Williams’ piece opened the show and thrust the audience into a world of frantic actions, disjointed sounds, and unnatural movements from the dancers.
“My thesis as a whole is looking at the establishment of bodies at the intersection of dance and illness,” Williams said. “With my own choreographic work, this piece is looking into Alzheimer’s dementia and the experiences behind that disease.”
Williams conveyed feelings of hopelessness and solidarity through her dance, with the dancers moving separately with seemingly random actions, yet simultaneously utilizing the same movements and slowly coming together as the performance continued.
Weitzman took on the idea of non-space in her performance. Only three dancers and two benches were set on the stage, and, throughout the piece, the dancers represented objects and the interrelationship between people and their spaces.
“Can we attach meaning to places the way we attach meaning to people?” Weitzman asked. “And how do people, objects, places, and non-places become home?”
These questions were the core of her performance, and though the questions are serious and intense, her portrayal and hopeful answer to them was quirky and a joy to watch.
Following Weitzman’s piece was Livious’ thesis; her goal was to explore diverse kinesthetic elements of the body. Livious found inspiration through perceiving the body as a machine.
“[The idea is that] efficient movement would lead to less unnecessary usage of the body and, therefore, reduce the chance of injury,” Livious said.
Full of power, the dancers moved as a unified force to pounding beats, becoming a machine of dance and energy.
Contrasting directly to Livious’ piece was Bayles’ performance, which began with bursting electronic music, crazy patterned tights, and extremely erratic movements. Being both a psychology and dance major, Bayles focused on how psychological therapies relate to choreographic processes. This ideology produced a performance that changed rapidly throughout, going from electronic movement to a recording of a man’s voice to smooth jazz. Bayles’ performance was frantic, unified, and grabbed the audience’s attention.

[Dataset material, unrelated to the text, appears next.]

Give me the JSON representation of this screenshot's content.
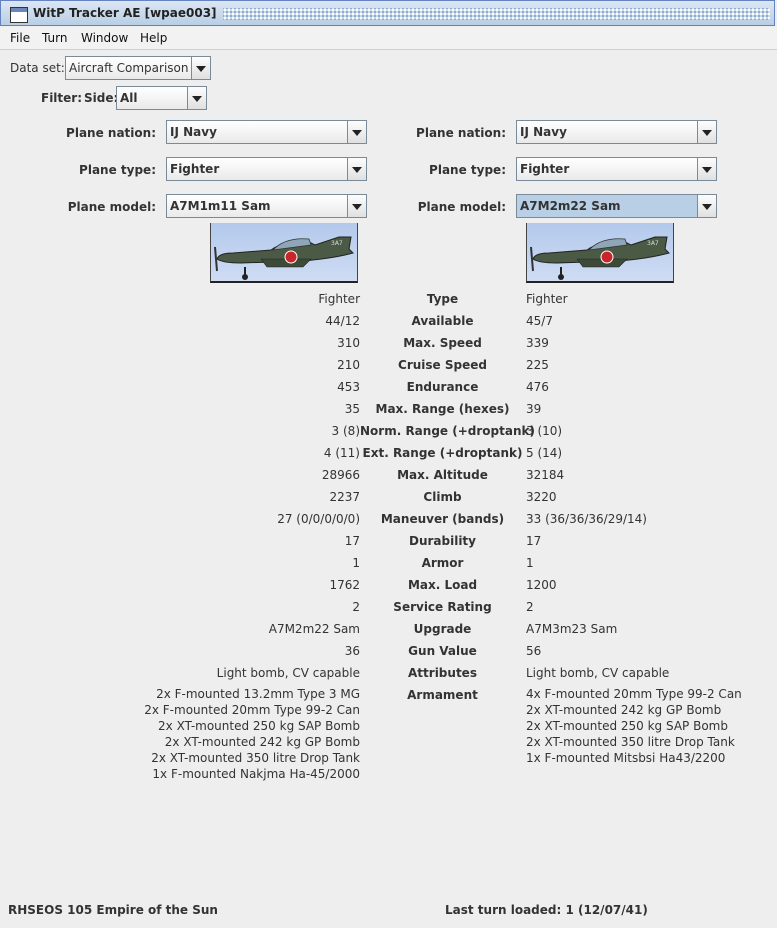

Finishing up the evening in the ’92 Theater was Samuel’s piece, which was also inspired by two majors: American Studies and dance.
“Specifically, I am focusing on how our constructed identities and personal histories affect our individual ways of seeing,” Samuel said. “By putting the physical body on display and in focus, live performance can challenge the perceptions and expectations the audience may have.”
This performance was beautiful, from the simple and elegant costumes to the gracefulness of each dance movement into the next. A plethora of voice recordings were heard throughout the piece, adding to the sense of introspection and history.
After Samuel’s piece was finished, the audience was asked to venture to the Alpha Delta Phi house, where Jones was hosting her site-specific performance. From location alone, Jones’ piece differed from the other performances that evening. Rather than using a stage, she had dancers spread out throughout the entire house, dancing to different music in different locations as the audience meandered around from room to room. Jones aimed to make the idea of dance more accessible by having the audience interact with the dancers, often joining in and waltzing down a hallway.
Each piece had a personality of its own, representing the senior who choreographed and worked tirelessly to produce them. They encompassed four years of learning and showcased the personal route that each senior has taken to arrive at the end of their Wesleyan dance careers.